■ AIM OF THE EXERCISE ■
Only lines with the string "keyword" should be returned from the data below.

Page and application data records:
((
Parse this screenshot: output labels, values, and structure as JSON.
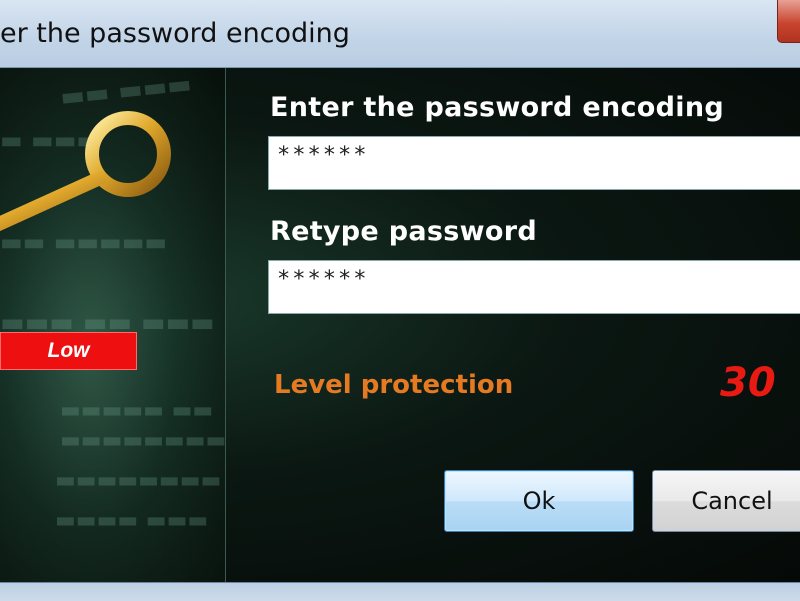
{
  "window": {
    "title": "er the password encoding"
  },
  "form": {
    "password_label": "Enter the password encoding",
    "password_value": "******",
    "retype_label": "Retype password",
    "retype_value": "******"
  },
  "strength": {
    "badge_text": "Low",
    "badge_color": "#ee1010",
    "level_label": "Level protection",
    "level_value": "30",
    "level_label_color": "#e57a22",
    "level_value_color": "#e81a12"
  },
  "buttons": {
    "ok_label": "Ok",
    "cancel_label": "Cancel"
  },
  "icons": {
    "window_close": "close-icon",
    "decoration": "key-icon"
  }
}
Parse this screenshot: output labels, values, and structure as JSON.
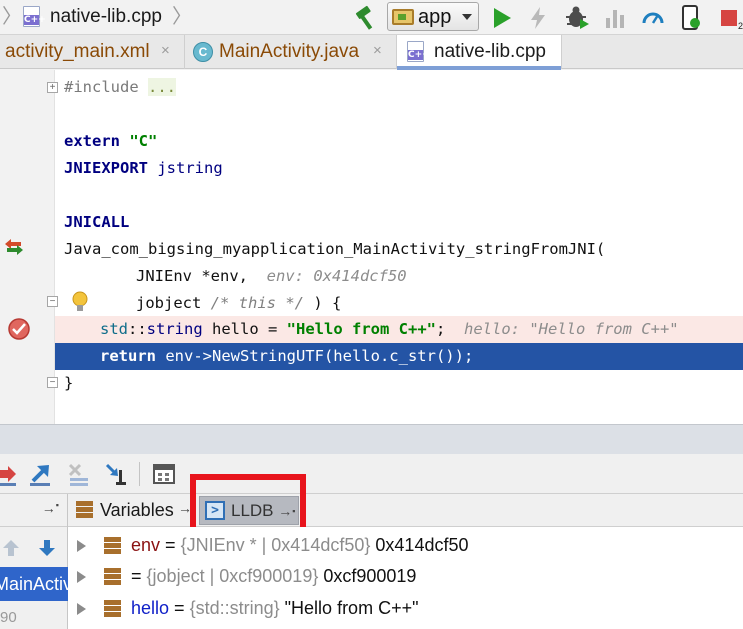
{
  "toolbar": {
    "breadcrumb_file": "native-lib.cpp",
    "file_icon_text": "C++",
    "run_config": "app",
    "notification_count": "2"
  },
  "tabs": [
    {
      "label": "activity_main.xml",
      "close": "×"
    },
    {
      "label": "MainActivity.java",
      "icon": "C",
      "close": "×"
    },
    {
      "label": "native-lib.cpp",
      "icon": "C++",
      "active": true
    }
  ],
  "editor": {
    "line_include": {
      "keyword": "#include",
      "folded": "..."
    },
    "line_extern": {
      "keyword": "extern",
      "string": "\"C\""
    },
    "line_jniexport": {
      "keyword": "JNIEXPORT",
      "type": "jstring"
    },
    "line_jnicall": {
      "keyword": "JNICALL"
    },
    "line_function": {
      "text": "Java_com_bigsing_myapplication_MainActivity_stringFromJNI("
    },
    "line_param1": {
      "code": "JNIEnv *env,",
      "hint": "env: 0x414dcf50"
    },
    "line_param2": {
      "code": "jobject",
      "comment": "/* this */",
      "tail": ") {"
    },
    "line_hello": {
      "ns": "std",
      "sep": "::",
      "type": "string",
      "code": " hello = ",
      "string": "\"Hello from C++\"",
      "end": ";",
      "hint": "hello: \"Hello from C++\""
    },
    "line_return": {
      "keyword": "return",
      "code": " env->NewStringUTF(hello.c_str());"
    },
    "line_close": {
      "text": "}"
    }
  },
  "debugger": {
    "tabs": {
      "variables": "Variables",
      "lldb": "LLDB",
      "pin_arrow": "→",
      "pin_dot": "▪"
    },
    "frame_selected": "MainActivit",
    "frame_next": "90",
    "variables": [
      {
        "name": "env",
        "type": "{JNIEnv * | 0x414dcf50}",
        "value": "0x414dcf50"
      },
      {
        "name": "",
        "type": "{jobject | 0xcf900019}",
        "value": "0xcf900019"
      },
      {
        "name": "hello",
        "type": "{std::string}",
        "value": "\"Hello from C++\""
      }
    ],
    "equals": "="
  },
  "colors": {
    "accent_red": "#e8141c",
    "selection": "#2454a5",
    "run_green": "#2aa12a"
  }
}
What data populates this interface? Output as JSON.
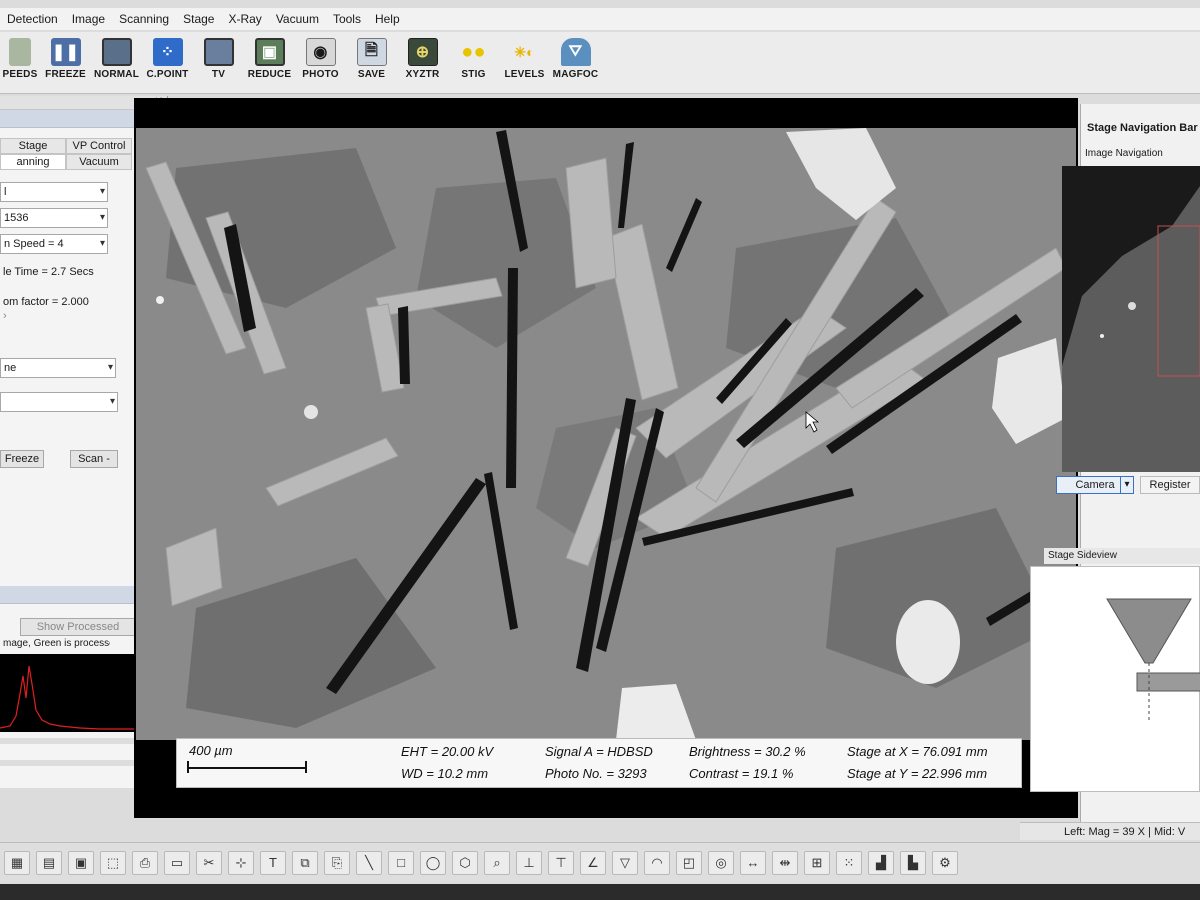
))
■ OUTPUT BELOW ■
      "keyword": "#include",
      "keyword": "extern",
      "keyword": "JNIEXPORT",
      "keyword": "JNICALL"
      "keyword": "return",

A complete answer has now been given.